The U.S. government sent out more than $800 billion in pandemic stimulus checks over three rounds of payments in 2020 and 2021. A new study finds that those payments likely provided only a short-term boost to low-income households — and, in some cases, may have made the recipients feel worse about their financial situation.
The study, authored by researchers at Harvard University and the University of Exeter, surveyed more than 5,000 Americans living in poverty. Those in the survey received either a one-time payment of $500, a one-time payment of $2,000 or nothing.
The researchers found that the households that received the cash transfers increased their spending for a number of weeks, using the money to pay bills, buy food, shop and cover transportation. But the cash had little lasting impact on spending or savings, the researchers found. “These results suggest that the cash allowed participants to spend more money, improving objective financial outcomes for the few weeks immediately following the transfer and then dissipating thereafter,” the study says.
The surveys also found that the groups that received cash also reported feeling worse about their financial situation. “We had anticipated that providing $500 or $2,000 to low-income Americans would yield positive results on the survey indices and were surprised to learn that we were wrong,” the researchers write. They add that “the data are most consistent with the notion that receiving some but not enough money made participants’ needs—and the gap between their resources and needs—more salient, which in turn generated feelings of distress.”

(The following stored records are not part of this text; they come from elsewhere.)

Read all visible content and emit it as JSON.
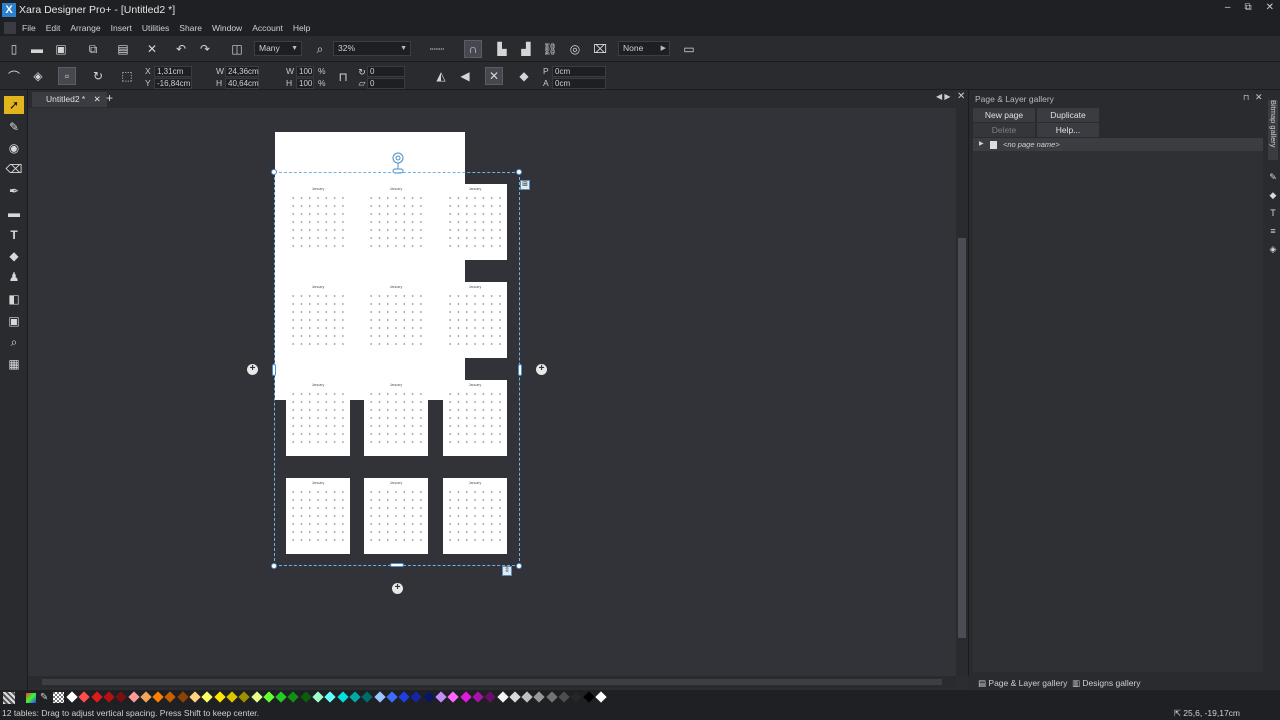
{
  "window": {
    "title": "Xara Designer Pro+ - [Untitled2 *]",
    "minimize": "–",
    "restore": "⧉",
    "close": "✕"
  },
  "menu": [
    "File",
    "Edit",
    "Arrange",
    "Insert",
    "Utilities",
    "Share",
    "Window",
    "Account",
    "Help"
  ],
  "toolbar1": {
    "selection_mode": "Many",
    "zoom": "32%",
    "blend": "None"
  },
  "toolbar2": {
    "x": "1,31cm",
    "y": "-16,84cm",
    "w": "24,36cm",
    "h": "40,64cm",
    "wp": "100",
    "hp": "100",
    "pct": "%",
    "rot": "0",
    "skew": "0",
    "p": "0cm",
    "a": "0cm",
    "labels": {
      "x": "X",
      "y": "Y",
      "w": "W",
      "h": "H",
      "p": "P",
      "a": "A"
    }
  },
  "doc_tab": {
    "label": "Untitled2 *",
    "close": "✕",
    "add": "+"
  },
  "calendar": {
    "month": "January",
    "weekdays": "M T W T F S S"
  },
  "gallery": {
    "title": "Page & Layer gallery",
    "new_page": "New page",
    "duplicate": "Duplicate",
    "delete": "Delete",
    "help": "Help...",
    "row": "<no page name>"
  },
  "side_tab": "Bitmap gallery",
  "gallery_tabs": {
    "page_layer": "Page & Layer gallery",
    "designs": "Designs gallery"
  },
  "status": {
    "message": "12 tables: Drag to adjust vertical spacing. Press Shift to keep center.",
    "coords": "25,6, -19,17cm"
  },
  "colors": [
    "#ffffff",
    "#ff4d4d",
    "#e01b1b",
    "#b31212",
    "#7a0f0f",
    "#ff9b9b",
    "#f2a65a",
    "#ff7f00",
    "#c95f00",
    "#8f4300",
    "#ffd27f",
    "#ffff66",
    "#ffe600",
    "#d9c400",
    "#9c8f00",
    "#e6ff8a",
    "#66ff33",
    "#22cc22",
    "#128f12",
    "#0c5c0c",
    "#9cffc9",
    "#66ffff",
    "#00e0e0",
    "#00a8a8",
    "#006b6b",
    "#9cc4ff",
    "#3d6dff",
    "#1f3fe6",
    "#1426a8",
    "#0a1566",
    "#c28cff",
    "#ff66ff",
    "#e01be0",
    "#a812a8",
    "#6b0c6b",
    "#f5f5f5",
    "#d9d9d9",
    "#bfbfbf",
    "#999999",
    "#737373",
    "#4d4d4d",
    "#262626",
    "#000000",
    "#ffffff"
  ]
}
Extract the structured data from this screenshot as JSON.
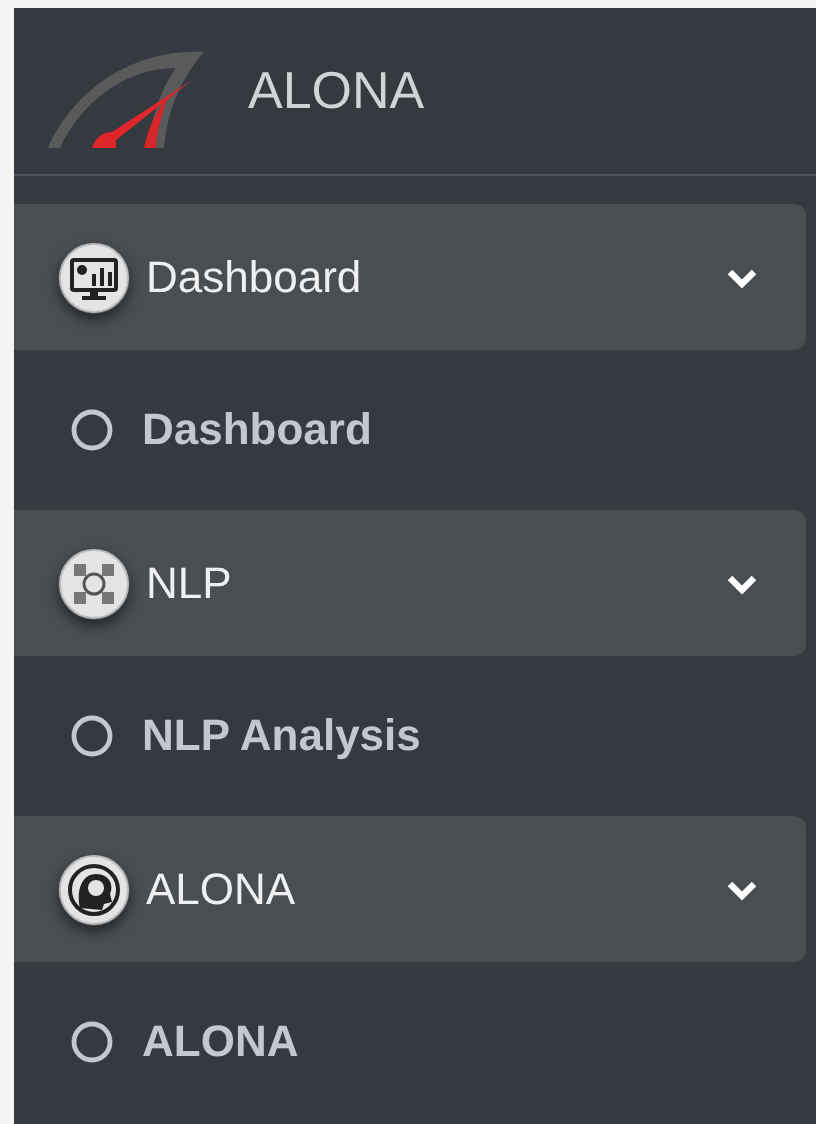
{
  "brand": {
    "name": "ALONA"
  },
  "menu": [
    {
      "label": "Dashboard",
      "expanded": true,
      "children": [
        {
          "label": "Dashboard"
        }
      ]
    },
    {
      "label": "NLP",
      "expanded": true,
      "children": [
        {
          "label": "NLP Analysis"
        }
      ]
    },
    {
      "label": "ALONA",
      "expanded": true,
      "children": [
        {
          "label": "ALONA"
        }
      ]
    }
  ]
}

The bottom line: The researchers note that larger payments, perhaps distributed over time, might do more to cover people’s financial needs and thus produce more positive results — or that cash transfers coupled with other resources and services could address some of the reported feelings of distress.